STATE OF NEW JERSEY
PRE-FILED FOR INTRODUCTION IN THE 2012 SESSION
Senator LINDA R. GREENSTEIN
District 14 (Mercer and Middlesex)
Senators Bateman, Weinberg, Turner, Lesniak, Thompson and A.R.Bucco
Designates Pine Barrens treefrog as New Jersey State Amphibian.
CURRENT VERSION OF TEXT
Introduced Pending Technical Review by Legislative Counsel
An Act designating the Pine Barrens treefrog as the New Jersey State Amphibian, and supplementing chapter 9A of Title 52 of the Revised Statutes.
Whereas, The Pine Barrens treefrog was first documented in New Jersey and was named for its habitat in the Pinelands, a unique 1.1 million acre ecosystem in southern New Jersey that supports a diverse range of plant and animal species, many of which are dependent on the special ecological conditions present in the Pinelands for their survival; and
Whereas, The Pine Barrens treefrog is found only in three locations worldwide: the New Jersey Pinelands, the panhandle area of Florida and Alabama, and the sandhills of North and South Carolina; and
Whereas, The vibrant green coloring of the Pine Barrens treefrog, marked by a bold purple stripe with a white border down each side of the body, make it one of the most beautiful amphibians in New Jersey and the nation; and

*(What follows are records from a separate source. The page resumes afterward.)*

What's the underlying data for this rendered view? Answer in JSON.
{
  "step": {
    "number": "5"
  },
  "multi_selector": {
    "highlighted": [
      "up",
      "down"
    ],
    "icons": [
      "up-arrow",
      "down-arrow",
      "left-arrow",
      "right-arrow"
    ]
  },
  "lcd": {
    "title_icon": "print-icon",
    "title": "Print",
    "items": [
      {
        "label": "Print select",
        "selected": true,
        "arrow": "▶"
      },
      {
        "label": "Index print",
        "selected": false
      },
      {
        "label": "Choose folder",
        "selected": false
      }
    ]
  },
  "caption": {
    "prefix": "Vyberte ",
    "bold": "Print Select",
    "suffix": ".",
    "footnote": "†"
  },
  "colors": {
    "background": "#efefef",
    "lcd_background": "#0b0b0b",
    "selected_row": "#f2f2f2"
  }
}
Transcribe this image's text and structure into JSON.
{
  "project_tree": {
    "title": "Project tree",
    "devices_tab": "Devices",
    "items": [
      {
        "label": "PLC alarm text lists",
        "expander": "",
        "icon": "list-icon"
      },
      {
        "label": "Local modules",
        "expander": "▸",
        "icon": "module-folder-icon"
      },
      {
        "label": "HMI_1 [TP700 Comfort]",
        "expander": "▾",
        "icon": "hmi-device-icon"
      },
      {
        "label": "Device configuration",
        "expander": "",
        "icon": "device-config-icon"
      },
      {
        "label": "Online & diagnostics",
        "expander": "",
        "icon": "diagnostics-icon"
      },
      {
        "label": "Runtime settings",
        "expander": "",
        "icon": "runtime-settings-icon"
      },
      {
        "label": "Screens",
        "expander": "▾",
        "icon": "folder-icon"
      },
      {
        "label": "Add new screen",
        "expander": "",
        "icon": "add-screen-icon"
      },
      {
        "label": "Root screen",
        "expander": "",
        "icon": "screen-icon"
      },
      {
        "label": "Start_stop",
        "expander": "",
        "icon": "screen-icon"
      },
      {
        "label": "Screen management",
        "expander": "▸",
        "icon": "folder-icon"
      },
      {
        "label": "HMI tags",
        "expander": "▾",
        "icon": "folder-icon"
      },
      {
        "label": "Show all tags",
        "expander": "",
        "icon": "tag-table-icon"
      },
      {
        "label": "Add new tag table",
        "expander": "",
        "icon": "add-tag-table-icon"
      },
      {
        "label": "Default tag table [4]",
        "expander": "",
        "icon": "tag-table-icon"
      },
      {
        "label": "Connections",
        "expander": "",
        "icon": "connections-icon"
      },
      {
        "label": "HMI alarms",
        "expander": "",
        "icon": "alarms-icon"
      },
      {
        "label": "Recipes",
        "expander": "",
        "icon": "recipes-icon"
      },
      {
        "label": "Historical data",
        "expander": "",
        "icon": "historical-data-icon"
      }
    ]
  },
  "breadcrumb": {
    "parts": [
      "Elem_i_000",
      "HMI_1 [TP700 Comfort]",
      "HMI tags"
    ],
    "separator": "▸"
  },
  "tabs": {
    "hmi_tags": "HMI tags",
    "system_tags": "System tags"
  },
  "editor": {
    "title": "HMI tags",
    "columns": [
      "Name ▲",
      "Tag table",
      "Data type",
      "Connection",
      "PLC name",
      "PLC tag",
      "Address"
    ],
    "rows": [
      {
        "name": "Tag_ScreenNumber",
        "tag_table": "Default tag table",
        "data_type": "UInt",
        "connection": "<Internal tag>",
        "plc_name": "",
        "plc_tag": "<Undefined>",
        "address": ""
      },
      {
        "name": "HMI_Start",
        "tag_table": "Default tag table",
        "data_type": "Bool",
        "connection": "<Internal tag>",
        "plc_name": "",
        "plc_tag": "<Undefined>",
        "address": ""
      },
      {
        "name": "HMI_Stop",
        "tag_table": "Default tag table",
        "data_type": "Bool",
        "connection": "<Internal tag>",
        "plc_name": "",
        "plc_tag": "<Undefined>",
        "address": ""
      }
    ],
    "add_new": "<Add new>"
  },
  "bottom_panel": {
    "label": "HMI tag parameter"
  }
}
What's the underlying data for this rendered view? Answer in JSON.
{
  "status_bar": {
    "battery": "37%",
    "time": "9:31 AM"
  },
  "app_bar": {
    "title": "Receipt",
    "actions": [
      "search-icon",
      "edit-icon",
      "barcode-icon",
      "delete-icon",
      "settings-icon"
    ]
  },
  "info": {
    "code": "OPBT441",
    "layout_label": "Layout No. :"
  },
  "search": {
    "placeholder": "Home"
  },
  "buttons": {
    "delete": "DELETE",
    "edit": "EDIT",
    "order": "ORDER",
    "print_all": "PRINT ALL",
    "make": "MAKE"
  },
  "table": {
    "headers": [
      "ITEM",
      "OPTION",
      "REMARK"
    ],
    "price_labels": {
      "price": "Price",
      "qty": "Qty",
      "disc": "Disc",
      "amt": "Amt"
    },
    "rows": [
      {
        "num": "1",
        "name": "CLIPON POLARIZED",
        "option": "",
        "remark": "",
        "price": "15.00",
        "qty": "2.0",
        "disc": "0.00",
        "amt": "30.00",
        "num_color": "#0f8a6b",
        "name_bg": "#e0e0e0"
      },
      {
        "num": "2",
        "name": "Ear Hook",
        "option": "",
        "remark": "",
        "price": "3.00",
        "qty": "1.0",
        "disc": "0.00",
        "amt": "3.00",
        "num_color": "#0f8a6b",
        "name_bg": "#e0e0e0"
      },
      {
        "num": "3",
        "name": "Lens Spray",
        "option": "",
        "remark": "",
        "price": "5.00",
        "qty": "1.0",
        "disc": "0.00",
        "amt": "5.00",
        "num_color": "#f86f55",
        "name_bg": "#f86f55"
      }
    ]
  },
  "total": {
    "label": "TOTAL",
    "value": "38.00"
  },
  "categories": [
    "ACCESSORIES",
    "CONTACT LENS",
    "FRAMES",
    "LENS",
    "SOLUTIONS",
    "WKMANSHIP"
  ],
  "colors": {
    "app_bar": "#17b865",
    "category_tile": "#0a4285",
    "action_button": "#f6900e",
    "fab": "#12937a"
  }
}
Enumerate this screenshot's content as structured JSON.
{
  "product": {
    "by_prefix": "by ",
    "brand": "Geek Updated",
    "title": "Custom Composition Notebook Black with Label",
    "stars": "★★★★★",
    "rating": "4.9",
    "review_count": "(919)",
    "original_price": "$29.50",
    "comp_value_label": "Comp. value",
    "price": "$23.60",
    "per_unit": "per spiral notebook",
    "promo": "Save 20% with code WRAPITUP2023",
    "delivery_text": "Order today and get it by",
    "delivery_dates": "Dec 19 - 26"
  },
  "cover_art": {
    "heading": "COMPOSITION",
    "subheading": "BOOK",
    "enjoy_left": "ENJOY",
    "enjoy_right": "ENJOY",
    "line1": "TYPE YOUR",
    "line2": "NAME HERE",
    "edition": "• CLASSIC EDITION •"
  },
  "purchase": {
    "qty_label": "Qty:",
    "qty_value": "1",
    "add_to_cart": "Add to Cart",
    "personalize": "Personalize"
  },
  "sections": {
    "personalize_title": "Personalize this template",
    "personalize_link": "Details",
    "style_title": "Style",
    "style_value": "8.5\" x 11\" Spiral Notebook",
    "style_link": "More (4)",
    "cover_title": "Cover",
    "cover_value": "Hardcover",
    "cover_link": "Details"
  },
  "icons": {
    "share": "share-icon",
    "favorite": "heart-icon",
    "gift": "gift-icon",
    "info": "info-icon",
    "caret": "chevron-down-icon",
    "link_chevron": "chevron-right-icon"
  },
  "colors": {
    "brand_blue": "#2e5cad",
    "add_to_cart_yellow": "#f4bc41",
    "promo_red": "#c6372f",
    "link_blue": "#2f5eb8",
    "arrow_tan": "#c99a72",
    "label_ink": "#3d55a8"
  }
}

Whereas, The Pine Barrens treefrog is commonly recognized as a symbol of New Jersey wildlife and of the New Jersey Pinelands, gracing the pages of many publications, as well as appearing on the Motor Vehicle Commission’s State Pinelands license plate and in renowned artist Andy Warhol’s 1983 screen print series of endangered species; and
Whereas, In order to thrive, the Pine Barrens treefrog requires specialized sandy, acidic habitats with dense ground cover and shallow ponds, such as Atlantic white cedar swamps and pitch pine lowlands, that are rare elsewhere but common in the Pinelands region of southern New Jersey; and
Whereas, In 1979, the Pine Barrens treefrog was listed by the State of New Jersey as an endangered species due to its declining population, habitat loss, and the pollution of its breeding ponds; and
Whereas, In 2003, the status of the Pine Barrens treefrog was upgraded from an endangered species to a threatened species based on improved population numbers and a determination that its habitat in the State is well protected by the New Jersey Pinelands Comprehensive Management Plan, and for this reason, the Pine Barrens treefrog is considered a success story in New Jersey wildlife preservation; and
Whereas, Because of vast expanses of protected habitat within the New Jersey Pinelands National Reserve, the State serves as the largest stronghold for the Pine Barrens treefrog throughout its entire range; and
Whereas, Increasing the public profile of the Pine Barrens treefrog will encourage efforts to ensure conservation of the species, its habitat, and other valuable natural resources in New Jersey; and
Whereas, Due to the uniqueness and importance of the Pine Barrens treefrog and its Pinelands habitat, it is appropriate and fitting that the Pine Barrens treefrog be granted special recognition; now, therefore,
Be It Enacted by the Senate and General Assembly of the State of New Jersey:
1. The Pine Barrens treefrog (Hyla andersonii) is designated as the New Jersey State Amphibian.
2. This act shall take effect immediately.
This bill designates the Pine Barrens treefrog (Hyla andersonii) as the New Jersey State Amphibian. The bill is inspired by the efforts of two students, Andrew Zhong and Brian Zhong, in Ms. Barbara Osburn’s fifth grade class at Millstone River Elementary School, Plainsboro, New Jersey. In response to their efforts, the New Jersey Pinelands Commission has endorsed the designation of the Pine Barrens treefrog as the State Amphibian. The designation also has garnered support from New Jersey wildlife specialists and organizations, including the New Jersey Audubon Society and Herpetological Associates, Inc.
The Pine Barrens treefrog is named for its habitat in the Pine Barrens region of southern New Jersey, also known as the Pinelands. The New Jersey Pinelands is one of only three locations worldwide where the Pine Barrens treefrog is found, and the Pinelands serves as the largest stronghold for the species due to its vast expanses of protected habitat. The Pine Barrens treefrog, once endangered and currently listed by the State as a threatened species, has been long recognized as a beautiful symbol of New Jersey wildlife. Affording it special recognition as the State Amphibian will help encourage conservation of the species, its habitat, and other valuable natural resources in the State.